TASK STATEMENT: In the data below, which lines contain "Small"? List them by copying each one.

(Beginning of THE RECORDS)

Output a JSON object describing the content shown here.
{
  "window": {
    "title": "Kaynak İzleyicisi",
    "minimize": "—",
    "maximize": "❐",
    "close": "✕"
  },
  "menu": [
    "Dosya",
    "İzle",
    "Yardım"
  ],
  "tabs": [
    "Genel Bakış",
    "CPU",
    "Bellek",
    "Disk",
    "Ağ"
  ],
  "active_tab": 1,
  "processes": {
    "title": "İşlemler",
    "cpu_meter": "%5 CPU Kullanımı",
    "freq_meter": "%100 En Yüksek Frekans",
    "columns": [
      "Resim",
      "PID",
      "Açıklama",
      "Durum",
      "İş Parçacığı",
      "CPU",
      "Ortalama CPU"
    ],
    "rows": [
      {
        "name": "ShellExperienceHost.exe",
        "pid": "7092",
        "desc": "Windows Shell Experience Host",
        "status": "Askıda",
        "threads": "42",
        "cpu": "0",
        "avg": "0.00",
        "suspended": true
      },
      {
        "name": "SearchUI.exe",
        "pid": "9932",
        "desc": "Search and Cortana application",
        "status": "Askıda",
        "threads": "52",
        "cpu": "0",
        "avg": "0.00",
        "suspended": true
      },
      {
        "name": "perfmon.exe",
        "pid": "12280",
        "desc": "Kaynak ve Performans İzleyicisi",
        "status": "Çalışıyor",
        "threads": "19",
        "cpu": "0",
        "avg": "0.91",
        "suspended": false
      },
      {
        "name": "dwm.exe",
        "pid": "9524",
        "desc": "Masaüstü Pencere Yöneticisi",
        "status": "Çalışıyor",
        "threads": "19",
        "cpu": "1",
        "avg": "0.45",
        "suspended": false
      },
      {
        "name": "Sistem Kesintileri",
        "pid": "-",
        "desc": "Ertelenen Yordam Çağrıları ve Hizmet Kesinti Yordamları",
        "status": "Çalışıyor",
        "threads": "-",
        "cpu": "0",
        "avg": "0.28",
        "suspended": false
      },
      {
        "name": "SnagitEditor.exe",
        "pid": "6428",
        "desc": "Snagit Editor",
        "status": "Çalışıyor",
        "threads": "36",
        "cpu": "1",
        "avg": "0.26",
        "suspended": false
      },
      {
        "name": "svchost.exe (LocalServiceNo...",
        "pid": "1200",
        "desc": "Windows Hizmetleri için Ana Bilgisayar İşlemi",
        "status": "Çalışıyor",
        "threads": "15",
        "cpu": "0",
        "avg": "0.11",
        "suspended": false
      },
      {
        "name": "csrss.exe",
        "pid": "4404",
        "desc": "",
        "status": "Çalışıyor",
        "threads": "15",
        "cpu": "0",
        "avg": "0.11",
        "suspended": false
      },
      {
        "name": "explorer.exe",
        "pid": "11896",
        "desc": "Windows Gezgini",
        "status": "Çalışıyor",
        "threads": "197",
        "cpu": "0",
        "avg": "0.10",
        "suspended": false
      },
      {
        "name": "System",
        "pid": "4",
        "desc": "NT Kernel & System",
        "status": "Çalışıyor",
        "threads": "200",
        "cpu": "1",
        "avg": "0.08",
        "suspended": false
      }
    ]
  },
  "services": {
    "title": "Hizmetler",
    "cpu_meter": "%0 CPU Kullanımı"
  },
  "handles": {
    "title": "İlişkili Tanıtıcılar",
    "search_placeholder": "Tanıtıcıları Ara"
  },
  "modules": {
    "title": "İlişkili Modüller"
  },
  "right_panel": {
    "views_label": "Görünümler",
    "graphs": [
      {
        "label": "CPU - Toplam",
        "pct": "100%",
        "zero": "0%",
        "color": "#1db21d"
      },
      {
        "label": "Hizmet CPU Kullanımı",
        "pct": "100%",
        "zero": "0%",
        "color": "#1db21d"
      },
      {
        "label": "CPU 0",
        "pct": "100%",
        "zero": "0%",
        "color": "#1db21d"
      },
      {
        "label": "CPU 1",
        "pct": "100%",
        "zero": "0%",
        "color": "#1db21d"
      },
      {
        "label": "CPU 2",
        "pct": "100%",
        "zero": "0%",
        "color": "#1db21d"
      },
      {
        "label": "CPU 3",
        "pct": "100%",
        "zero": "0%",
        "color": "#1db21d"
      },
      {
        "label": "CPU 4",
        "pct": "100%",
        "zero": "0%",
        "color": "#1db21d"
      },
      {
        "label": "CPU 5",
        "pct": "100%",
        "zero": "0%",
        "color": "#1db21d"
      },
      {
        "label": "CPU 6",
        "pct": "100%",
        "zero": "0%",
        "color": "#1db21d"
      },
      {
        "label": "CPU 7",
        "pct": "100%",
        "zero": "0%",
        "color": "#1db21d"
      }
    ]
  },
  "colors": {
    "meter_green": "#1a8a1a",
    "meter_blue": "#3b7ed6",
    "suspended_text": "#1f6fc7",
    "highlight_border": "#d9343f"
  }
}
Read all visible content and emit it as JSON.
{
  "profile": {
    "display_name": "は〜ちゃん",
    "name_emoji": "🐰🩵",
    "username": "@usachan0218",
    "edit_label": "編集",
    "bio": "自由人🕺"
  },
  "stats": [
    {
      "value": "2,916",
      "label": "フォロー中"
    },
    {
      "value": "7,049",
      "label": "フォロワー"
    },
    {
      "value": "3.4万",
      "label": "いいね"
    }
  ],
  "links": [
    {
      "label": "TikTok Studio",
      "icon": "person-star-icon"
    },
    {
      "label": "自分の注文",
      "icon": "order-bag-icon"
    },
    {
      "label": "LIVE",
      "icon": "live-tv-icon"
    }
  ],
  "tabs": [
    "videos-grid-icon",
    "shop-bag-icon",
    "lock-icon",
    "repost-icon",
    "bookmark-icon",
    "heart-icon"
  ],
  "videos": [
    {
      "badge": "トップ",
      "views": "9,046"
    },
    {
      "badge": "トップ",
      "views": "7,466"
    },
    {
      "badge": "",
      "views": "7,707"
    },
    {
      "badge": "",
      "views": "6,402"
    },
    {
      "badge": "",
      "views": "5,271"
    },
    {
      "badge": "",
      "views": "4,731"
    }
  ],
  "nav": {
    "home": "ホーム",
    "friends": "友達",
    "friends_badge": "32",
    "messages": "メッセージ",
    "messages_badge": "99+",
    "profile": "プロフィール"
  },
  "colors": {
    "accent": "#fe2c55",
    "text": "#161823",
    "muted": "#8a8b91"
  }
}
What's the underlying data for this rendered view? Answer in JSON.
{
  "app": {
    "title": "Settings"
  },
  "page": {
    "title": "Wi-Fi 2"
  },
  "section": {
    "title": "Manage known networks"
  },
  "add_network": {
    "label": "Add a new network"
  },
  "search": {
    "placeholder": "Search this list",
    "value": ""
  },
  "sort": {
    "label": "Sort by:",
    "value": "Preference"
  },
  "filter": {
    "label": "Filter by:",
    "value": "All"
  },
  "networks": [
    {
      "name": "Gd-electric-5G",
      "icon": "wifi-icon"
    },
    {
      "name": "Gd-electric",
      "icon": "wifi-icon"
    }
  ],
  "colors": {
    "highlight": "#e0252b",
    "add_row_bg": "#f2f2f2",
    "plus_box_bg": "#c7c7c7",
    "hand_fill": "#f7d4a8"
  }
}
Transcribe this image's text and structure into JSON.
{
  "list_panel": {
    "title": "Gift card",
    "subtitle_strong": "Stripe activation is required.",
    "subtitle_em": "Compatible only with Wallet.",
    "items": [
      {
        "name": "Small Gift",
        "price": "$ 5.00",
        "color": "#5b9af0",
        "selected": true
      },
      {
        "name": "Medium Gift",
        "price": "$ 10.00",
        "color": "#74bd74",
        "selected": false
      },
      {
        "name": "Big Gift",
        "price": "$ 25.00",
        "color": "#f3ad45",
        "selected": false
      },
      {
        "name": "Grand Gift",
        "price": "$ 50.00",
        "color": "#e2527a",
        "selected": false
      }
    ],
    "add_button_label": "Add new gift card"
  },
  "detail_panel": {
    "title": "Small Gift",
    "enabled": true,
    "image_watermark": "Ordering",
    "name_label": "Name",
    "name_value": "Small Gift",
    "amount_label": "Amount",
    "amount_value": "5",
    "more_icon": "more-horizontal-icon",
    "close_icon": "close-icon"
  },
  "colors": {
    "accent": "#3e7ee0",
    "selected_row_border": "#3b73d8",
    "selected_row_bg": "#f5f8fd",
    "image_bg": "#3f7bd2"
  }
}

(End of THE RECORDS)

YOUR SOLUTION:
        "name": "Small Gift",
    "title": "Small Gift",
    "name_value": "Small Gift",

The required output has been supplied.